By John Cunniff The Associated Press
Thursday February 22, 2001

The stock market’s plunge has left many small investors so intimidated they are likely to miss out on the beginning of the next upturn and the chance to recoup their losses. 

It is one of the tragic ironies of the marketplace, confirmed in at least nine up-down cycles since World War II.  

As opportunity improves, many small investors won’t want anything to do the market. 

This feeling of defeat isn’t limited to stocks.  

Federal Reserve chairman Alan Greenspan has, in fact, expressed fears it could affect buying and selling in general, and thus delay any recovery. 

It’s in the stock market, however, that the psychological effect is most glaring. 

In the overall marketplace, a family that buys a car at the economy’s peak may still have it when the economy tanks. 

You can’t say the same thing about a stock that was purchased at the top and sold at the bottom, an experience shared by many thousands of small investors.  

Their loss is real and extremely painful, and it leaves them in a mood that tolerates no additional chances. 

Sadly, this gloom may descend as opportunity beckons, which in the present instance conceivably could be mere weeks or a few months away.  

This assumption is based on the likelihood that the economy begins to respond to lower interest rates about six months after the first rate cut. 

Gerald Perritt, an investment advisor with a historian’s perspective, states the case succinctly: “The Fed first cut rates in early January, which would mean an economic rebound will begin in early July. 

“If the slowdown had begun sometime last November, its midpoint would occur sometimes this month. If stock prices respond like they have in the past, the bear market bottom is at hand.” 

But investing deals with the future, anticipating events rather than waiting for them to happen.  

It means that the most daring of investors is willing to buy stocks amid the thickest blanket of gloom. 

Unfortunately, this is when many small investors decide they cannot take any risk at all.  

Dump your stocks at the bottom, says Perritt, who edits “The Mutual Fund Letter,” and you lock in your losses. 

Not only that, having dumped stocks at a loss increases the odds that you’ll miss out on the first stage of the market’s recovery. That is, you might miss out on what could be the prime time to buy. 

For reference and decision-making purposes, the average post World War II recession – and this is to date only a contraction and probably won’t deteriorate into a recession – lasted 11.7 months. 

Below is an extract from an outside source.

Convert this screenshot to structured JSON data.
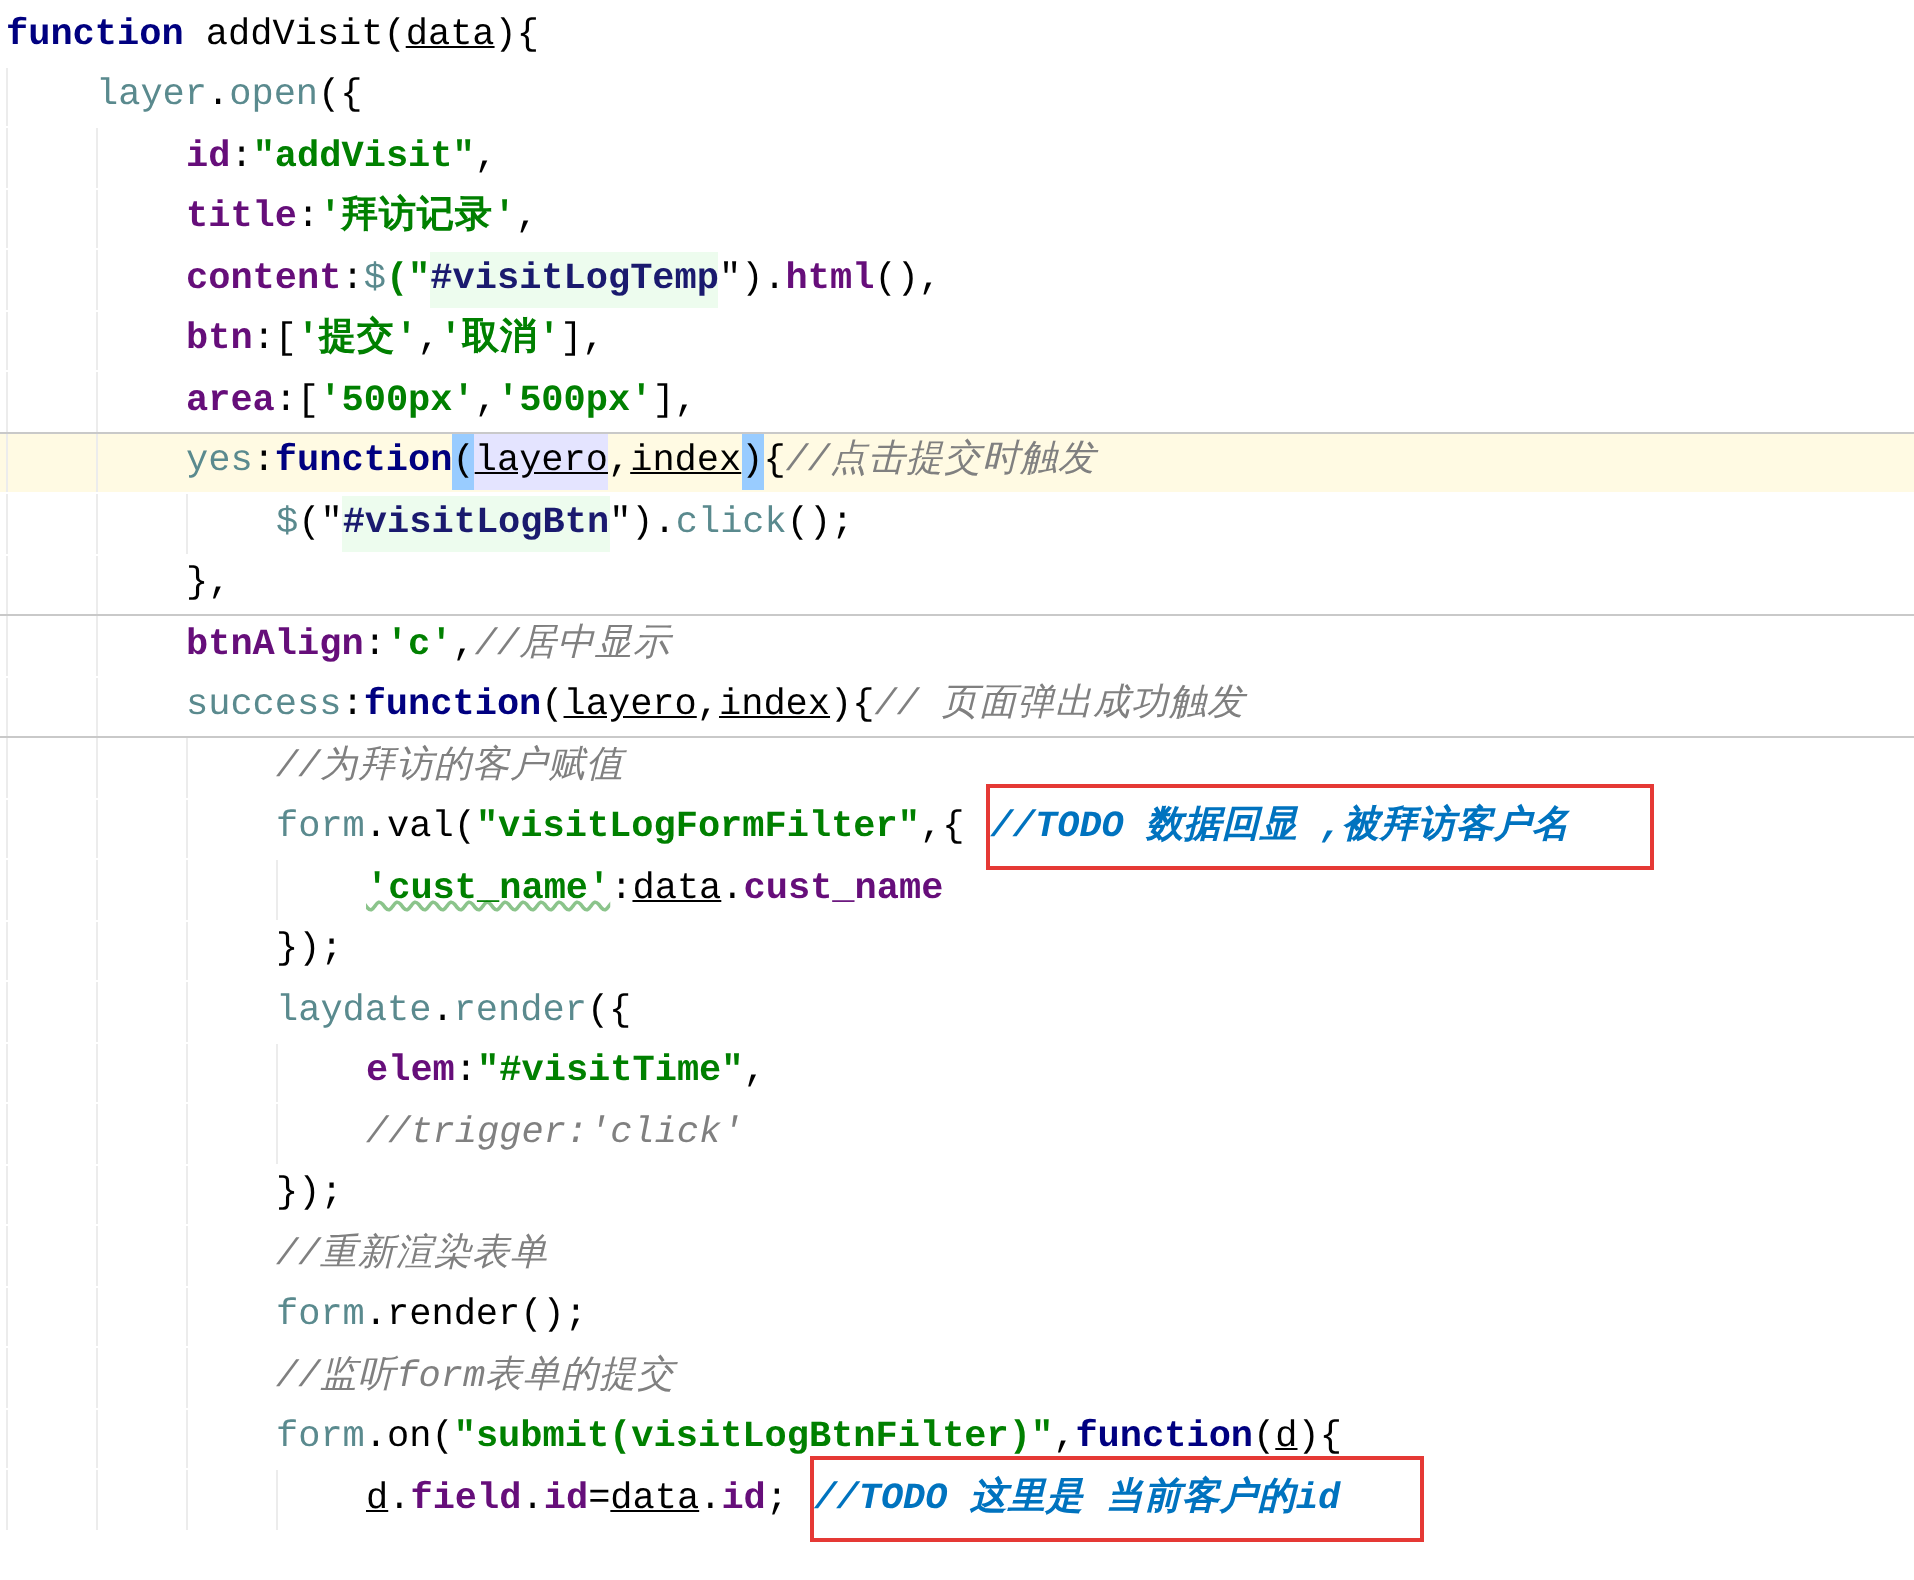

The longest, 17 months, occurred in both 1973-1974 and 1981-1982; the shortest last nine months, in 1957 and again in 1990-1991. 

But, as happened in each one of the nine cycles, the stock market bear was routed months before the recession ended. In the 1990-1991 recession, the bear market ended in November 1990, the recession not until March 1991. 

John Cunniff is a business analyst for The Associated Press